Joshua Jenkins is a young up-and-coming artist who moved to Louisville three years ago. Since then, he has embraced the cityâ€™s thriving arts scene with numerous gallery showings and a growing list of fans of his work. The Marist College (Poughkeepsie, N.Y.) graduate majored in Digital Media with a minor in Studio Art and lived in Philadelphia briefly before moving here for a job with a local marketing firm. Today as a full-time artist, he continues to explore what inspires him and his work, finds Louisvilleâ€™s arts scene fascinating and is constantly evolving and changing â€“ and thatâ€™s exactly how he likes it.
LORI KOMMOR: What type of artist would you describe yourself as?
JOSHUA JENKINS: I am not a huge fan of labeling myself, but when I have to, I suppose I would consider myself a neo-expressionist. Itâ€™s best described as painting expressively with emotion. I tend to paint what I feel rather that what I see. The form originally emerged in the 1970s and was popularized by artists like Jean-Michel Basquiat.
KOMMOR: What mediums do you work with? Are there others you would like to explore?
JENKINS: I spend most of my time working with acrylic and charcoal and photography, as well as some digital. I would like to eventually explore sculpture to see what opportunities are there as well.
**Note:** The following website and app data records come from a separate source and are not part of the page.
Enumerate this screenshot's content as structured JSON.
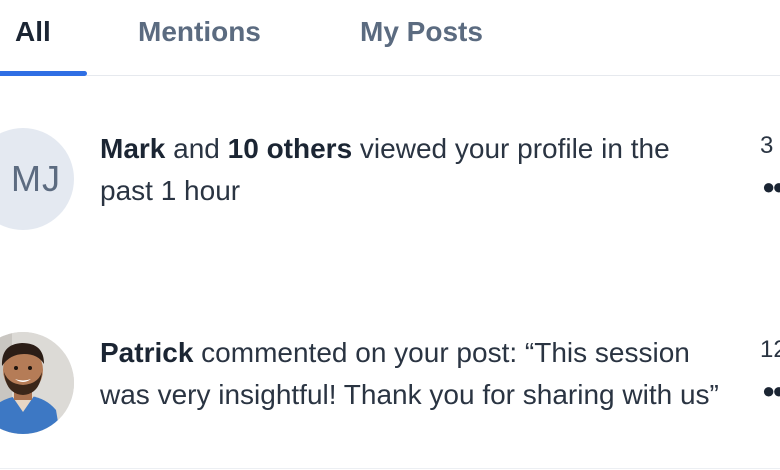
{
  "tabs": {
    "all": "All",
    "mentions": "Mentions",
    "my_posts": "My Posts",
    "active": "All",
    "accent_color": "#2f6fe4"
  },
  "notifications": [
    {
      "avatar_initials": "MJ",
      "actor": "Mark",
      "connector": " and ",
      "others": "10 others",
      "message": " viewed your profile in the past 1 hour",
      "time": "3",
      "more_icon": "more-dots-icon"
    },
    {
      "avatar_type": "photo",
      "actor": "Patrick",
      "message": " commented on your post: “This session was very insightful! Thank you for sharing with us”",
      "time": "12",
      "more_icon": "more-dots-icon"
    }
  ]
}
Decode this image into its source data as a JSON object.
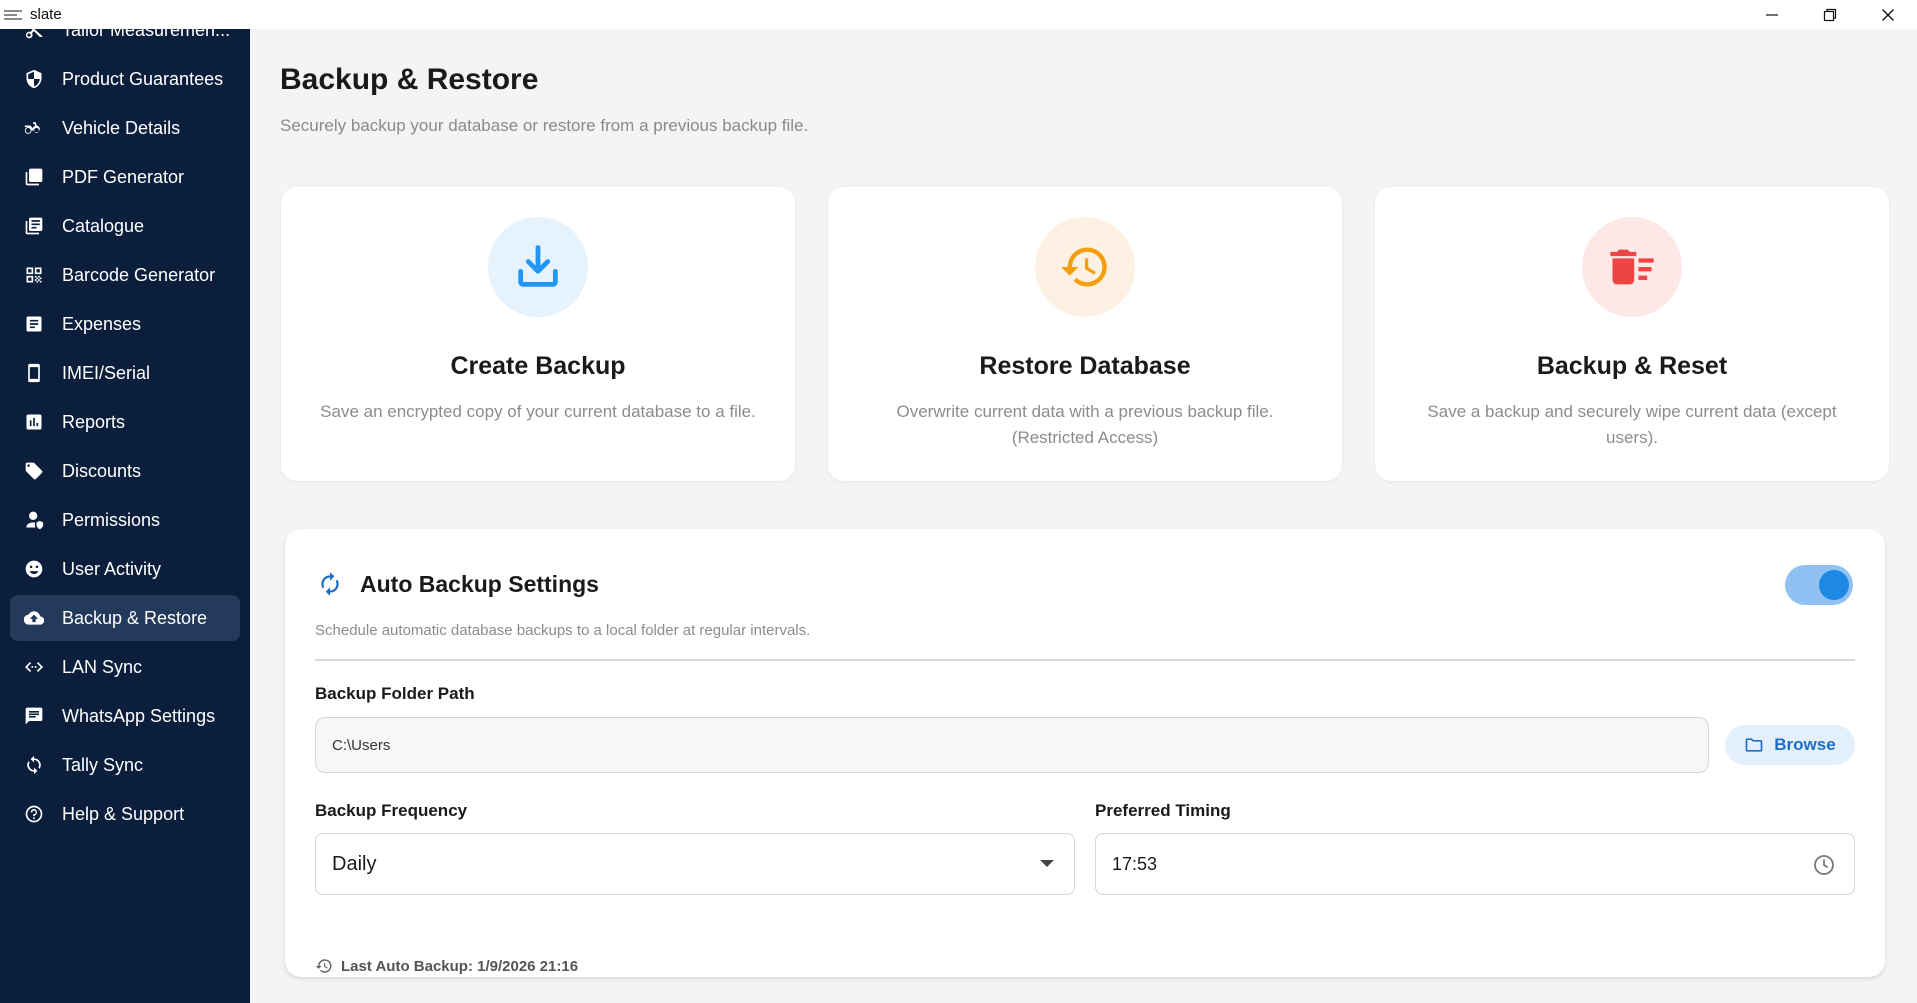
{
  "window": {
    "title": "slate",
    "controls": [
      "minimize",
      "maximize",
      "close"
    ]
  },
  "sidebar": {
    "items": [
      {
        "label": "Tailor Measuremen...",
        "icon": "scissors-icon"
      },
      {
        "label": "Product Guarantees",
        "icon": "shield-icon"
      },
      {
        "label": "Vehicle Details",
        "icon": "motorcycle-icon"
      },
      {
        "label": "PDF Generator",
        "icon": "pdf-icon"
      },
      {
        "label": "Catalogue",
        "icon": "catalogue-icon"
      },
      {
        "label": "Barcode Generator",
        "icon": "qr-code-icon"
      },
      {
        "label": "Expenses",
        "icon": "receipt-icon"
      },
      {
        "label": "IMEI/Serial",
        "icon": "phone-icon"
      },
      {
        "label": "Reports",
        "icon": "bar-chart-icon"
      },
      {
        "label": "Discounts",
        "icon": "tag-icon"
      },
      {
        "label": "Permissions",
        "icon": "user-shield-icon"
      },
      {
        "label": "User Activity",
        "icon": "face-icon"
      },
      {
        "label": "Backup & Restore",
        "icon": "cloud-upload-icon",
        "active": true
      },
      {
        "label": "LAN Sync",
        "icon": "code-arrows-icon"
      },
      {
        "label": "WhatsApp Settings",
        "icon": "message-icon"
      },
      {
        "label": "Tally Sync",
        "icon": "sync-icon"
      },
      {
        "label": "Help & Support",
        "icon": "help-icon"
      }
    ]
  },
  "header": {
    "title": "Backup & Restore",
    "subtitle": "Securely backup your database or restore from a previous backup file."
  },
  "cards": [
    {
      "title": "Create Backup",
      "description": "Save an encrypted copy of your current database to a file.",
      "icon": "download-icon",
      "color": "#2196f3",
      "bg": "#e6f2fc"
    },
    {
      "title": "Restore Database",
      "description": "Overwrite current data with a previous backup file. (Restricted Access)",
      "icon": "history-icon",
      "color": "#f59e0b",
      "bg": "#fdf1e3"
    },
    {
      "title": "Backup & Reset",
      "description": "Save a backup and securely wipe current data (except users).",
      "icon": "delete-sweep-icon",
      "color": "#ef4444",
      "bg": "#fde8e8"
    }
  ],
  "auto_backup": {
    "title": "Auto Backup Settings",
    "description": "Schedule automatic database backups to a local folder at regular intervals.",
    "enabled": true,
    "folder_label": "Backup Folder Path",
    "folder_value": "C:\\Users",
    "browse_label": "Browse",
    "frequency_label": "Backup Frequency",
    "frequency_value": "Daily",
    "timing_label": "Preferred Timing",
    "timing_value": "17:53",
    "last_backup": "Last Auto Backup: 1/9/2026 21:16"
  },
  "colors": {
    "sidebar_bg": "#0b1f3d",
    "sidebar_active": "#243a5a",
    "accent": "#1e88e5"
  }
}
KOMMOR: As an artist, from where do you draw your inspiration?
JENKINS: I pretty much pull from my life experience for inspiration. My process is probably best described as using art as a journal where I document events, happenings and even emotions through my art. When I look at my work, I see my life. For example, I may use the emotions from a breakup to create a piece. Itâ€™s very cathartic and an important way of expressing emotions. Likewise, I may use a joyful event or occasion as inspiration.
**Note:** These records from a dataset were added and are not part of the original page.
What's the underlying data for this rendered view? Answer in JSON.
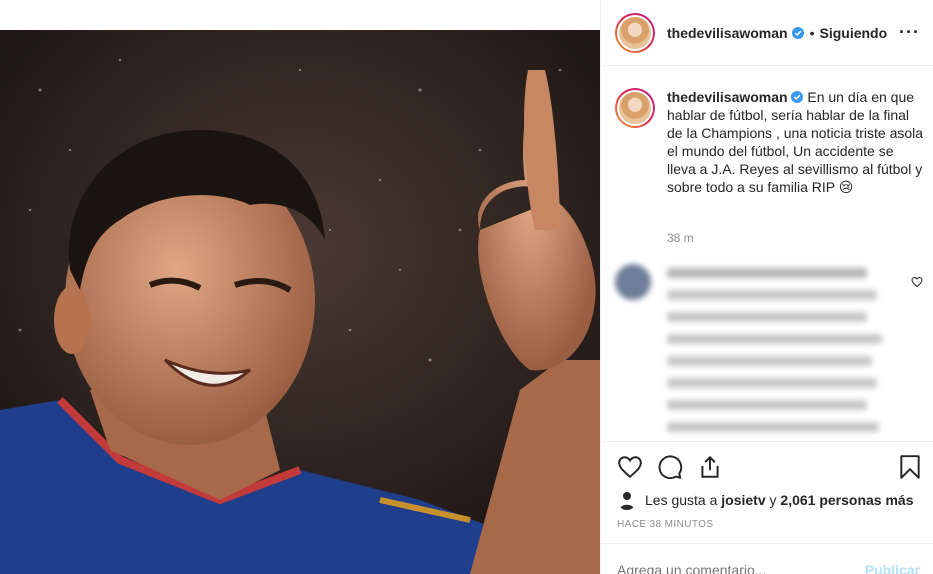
{
  "post": {
    "username": "thedevilisawoman",
    "follow_status": "Siguiendo",
    "separator": "•",
    "more": "···",
    "caption": "En un día en que hablar de fútbol, sería hablar de la final de la Champions , una noticia triste asola el mundo del fútbol, Un accidente se lleva a J.A. Reyes al sevillismo al fútbol y sobre todo a su familia RIP 😢",
    "caption_time": "38 m",
    "likes_prefix": "Les gusta a",
    "likes_user": "josietv",
    "likes_joiner": "y",
    "likes_others": "2,061 personas más",
    "time_ago": "HACE 38 MINUTOS",
    "comment_placeholder": "Agrega un comentario...",
    "post_label": "Publicar"
  },
  "icons": {
    "verified": "verified-badge-icon",
    "like": "heart-icon",
    "comment": "comment-bubble-icon",
    "share": "share-icon",
    "save": "bookmark-icon",
    "comment_like": "heart-icon"
  },
  "colors": {
    "verified_blue": "#3897f0",
    "muted_text": "#8e8e8e",
    "post_button_disabled": "#b2dffc",
    "divider": "#efefef"
  }
}
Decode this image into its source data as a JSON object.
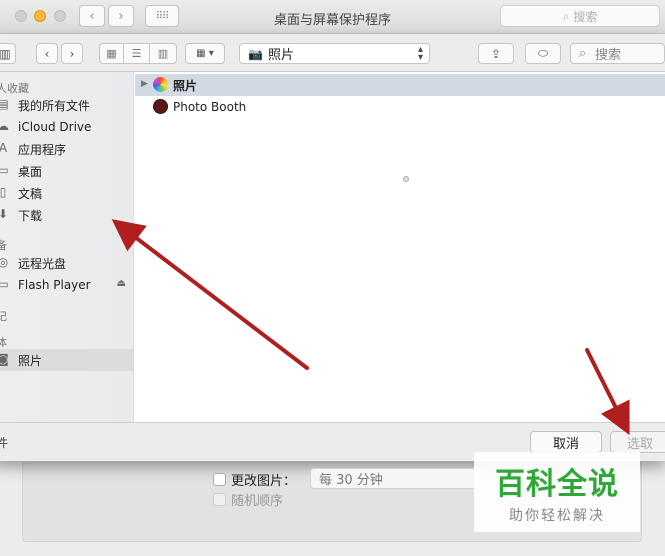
{
  "window": {
    "title": "桌面与屏幕保护程序",
    "search_placeholder": "搜索"
  },
  "toolbar": {
    "location": "照片",
    "search_placeholder": "搜索"
  },
  "sidebar": {
    "sections": [
      {
        "label": "人收藏",
        "items": [
          {
            "label": "我的所有文件",
            "icon": "all-files-icon"
          },
          {
            "label": "iCloud Drive",
            "icon": "cloud-icon"
          },
          {
            "label": "应用程序",
            "icon": "applications-icon"
          },
          {
            "label": "桌面",
            "icon": "desktop-icon"
          },
          {
            "label": "文稿",
            "icon": "documents-icon"
          },
          {
            "label": "下载",
            "icon": "downloads-icon"
          }
        ]
      },
      {
        "label": "备",
        "items": [
          {
            "label": "远程光盘",
            "icon": "disc-icon"
          },
          {
            "label": "Flash Player",
            "icon": "drive-icon"
          }
        ]
      },
      {
        "label": "记",
        "items": []
      },
      {
        "label": "体",
        "items": [
          {
            "label": "照片",
            "icon": "camera-icon"
          }
        ]
      }
    ]
  },
  "files": [
    {
      "label": "照片",
      "icon": "photos-app-icon",
      "selected": true
    },
    {
      "label": "Photo Booth",
      "icon": "photo-booth-icon",
      "selected": false
    }
  ],
  "footer": {
    "cancel_label": "取消",
    "choose_label": "选取",
    "left_fragment": "件"
  },
  "prefs": {
    "change_picture_label": "更改图片：",
    "interval_value": "每 30 分钟",
    "random_order_label": "随机顺序"
  },
  "watermark": {
    "main": "百科全说",
    "sub": "助你轻松解决"
  },
  "colors": {
    "arrow": "#b01e1e",
    "watermark_green": "#2ea836",
    "selection": "#d3d9e3"
  }
}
KOMMOR: What do you find exciting about Louisvilleâ€™s art scene?
JENKINS: The art scene here is amazing. I love it. This is my third summer here and in that short period of time I have witnessed an amazing change in growth and evolution for artists. From new galleries to new artists appearing on the scene to new opportunities to share my work, Louisville is really thriving. Based on other places Iâ€™ve lived and talking with friends, Louisville is really on its way to becoming a major regional and, eventually, national arts center. The thing about Louisville is that itâ€™s the perfect place for artists to survive and thrive. It has built a community of existing artists, galleries and, most importantly, the cost of living is reasonable for artists. Itâ€™s truly a place thatâ€™s accessible for artists in so many unique ways.
KOMMOR: Many young artists have effectively used social media as a way of sharing and promoting their work. How have you used social media to your advantage as an artist?
JENKINS: I have to say that without social media, I would not be in the position I am in. Social media is not only a great networking tool for artists, but it serves as a great vehicle for exposure, and especially for artists, itâ€™s an incredibly cost-effective way to market yourself. Iâ€™m lucky that my marketing background and interest in social media have both helped me establish myself and get my name out there. Beyond Facebook, there are online galleries I can be featured on. And of course, like many other artists, I have my own web site, www.joshjenkins.com, where I can post my work, announce gallery showings and use as an inexpensive marketing tool.
KOMMOR: What do you have coming up that might give people an opportunity to see your work?
JENKINS: Well, I recently had a showing in May at the Tim Faulkner Gallery (1512 Portland Ave.), where there are still a couple of my works on display. In addition, I also have works up at Craft(s) Gallery (572 S. Fourth St.) and Revelry Boutique Gallery (742 E. Market St.) in Nulu. Iâ€™m planning a show at Regalo (562 S. Fourth St.) in November and am hoping to participate in the Lousiville Visual Art Associationâ€™s Open Studio tours in September.